Carlyle Europe Partners III is a 2006-vintage fund that closed on €5.4 billion, according to the firm’s website. Other limited partners in the fund include the California Public Employees’ Retirement System, Unigestion and the National Pension Service of Korea, according to PEI’s Research and Analytics division.
Fund III is fully invested and was generating a net internal rate of return of 12 percent and a multiple of invested capital of 1.7x, as of 30 June, according to Carlyle’s second quarter earnings statement.
In July 2013, the fund acquired pharmaceutical and consumer packaging supplier Chesapeake from Irving Place Capital and Oaktree Capital Management. The fund also invested in automotive paints supplier DuPont Performance Coatings in 2012 and broadband communications and energy company Sagemcom in 2011.
Carlyle declined to comment.
CCP Fund IX is managed by London-based Charterhouse Capital Partners. Fund IX is a 2008-vintage fund that raised €4 billion, according to PEI data. The Canada Pension Plan Investment Board, the Washington State Investment Board and Portfolio Advisors also committed to the fund.

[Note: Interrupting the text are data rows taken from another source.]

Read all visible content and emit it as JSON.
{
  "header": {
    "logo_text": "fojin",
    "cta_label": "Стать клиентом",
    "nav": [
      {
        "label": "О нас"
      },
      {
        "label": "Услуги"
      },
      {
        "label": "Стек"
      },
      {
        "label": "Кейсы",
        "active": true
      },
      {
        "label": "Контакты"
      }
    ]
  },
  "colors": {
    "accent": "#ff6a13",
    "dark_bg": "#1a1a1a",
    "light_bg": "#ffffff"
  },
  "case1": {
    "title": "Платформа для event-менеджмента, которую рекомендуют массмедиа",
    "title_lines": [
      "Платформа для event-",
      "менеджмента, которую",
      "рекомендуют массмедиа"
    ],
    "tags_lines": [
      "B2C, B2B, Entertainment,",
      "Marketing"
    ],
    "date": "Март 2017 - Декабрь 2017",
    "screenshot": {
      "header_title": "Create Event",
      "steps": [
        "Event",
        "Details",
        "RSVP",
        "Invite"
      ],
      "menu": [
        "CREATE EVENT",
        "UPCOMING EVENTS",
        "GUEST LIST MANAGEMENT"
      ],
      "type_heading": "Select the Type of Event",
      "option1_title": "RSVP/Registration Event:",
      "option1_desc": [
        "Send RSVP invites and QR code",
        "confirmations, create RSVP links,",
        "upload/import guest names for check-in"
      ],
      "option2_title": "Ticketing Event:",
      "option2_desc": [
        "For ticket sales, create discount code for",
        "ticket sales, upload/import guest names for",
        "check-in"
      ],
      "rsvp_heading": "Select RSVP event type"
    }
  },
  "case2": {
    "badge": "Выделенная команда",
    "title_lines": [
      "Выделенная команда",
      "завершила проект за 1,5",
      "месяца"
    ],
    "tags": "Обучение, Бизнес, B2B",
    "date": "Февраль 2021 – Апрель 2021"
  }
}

Charterhouse used Fund IX to invest in UK greeting card retailer Card Factory in 2010. The firm floated Card Factory on the London Stock Exchange in May of this year, but has retained a significant stake in the company, according to its website. Card Factory’s 225 pence IPO gave the company a £766 million market capitalisation. Although the company priced at the bottom of its 225 pence to 240 pence range, it reportedly allowed the firm to quadruple its initial investment in the company.
Still, in the middle of last year Charterhouse reportedly considered extending Fund IX’s investment period because it had only been able to deploy roughly 60 percent of the fund. It’s unclear if Charterhouse ever proceeded with the fund extension and the firm declined to comment.
Florida isn’t the first LP to sell its stake in Fund IX. In July, the State of Wisconsin Investment Board sold its stake to Adams Street Partners and in April, the National Pensions Reserve Fund of Ireland sold a portfolio of 24 fund interests, including Fund IX to Lexington Partners for €800 million.
“Our decision to sell was based on a combination of factors, including strong pricing and a desire to rebalance and refocus our European private equity portfolio,” a spokesperson told Secondaries Investor. “We are reducing our exposure to large pan-European GPs and increasing our focus on smaller, regional or country specific funds in Europe.“
The Tallahassee-based pension has $181 billion of assets under management.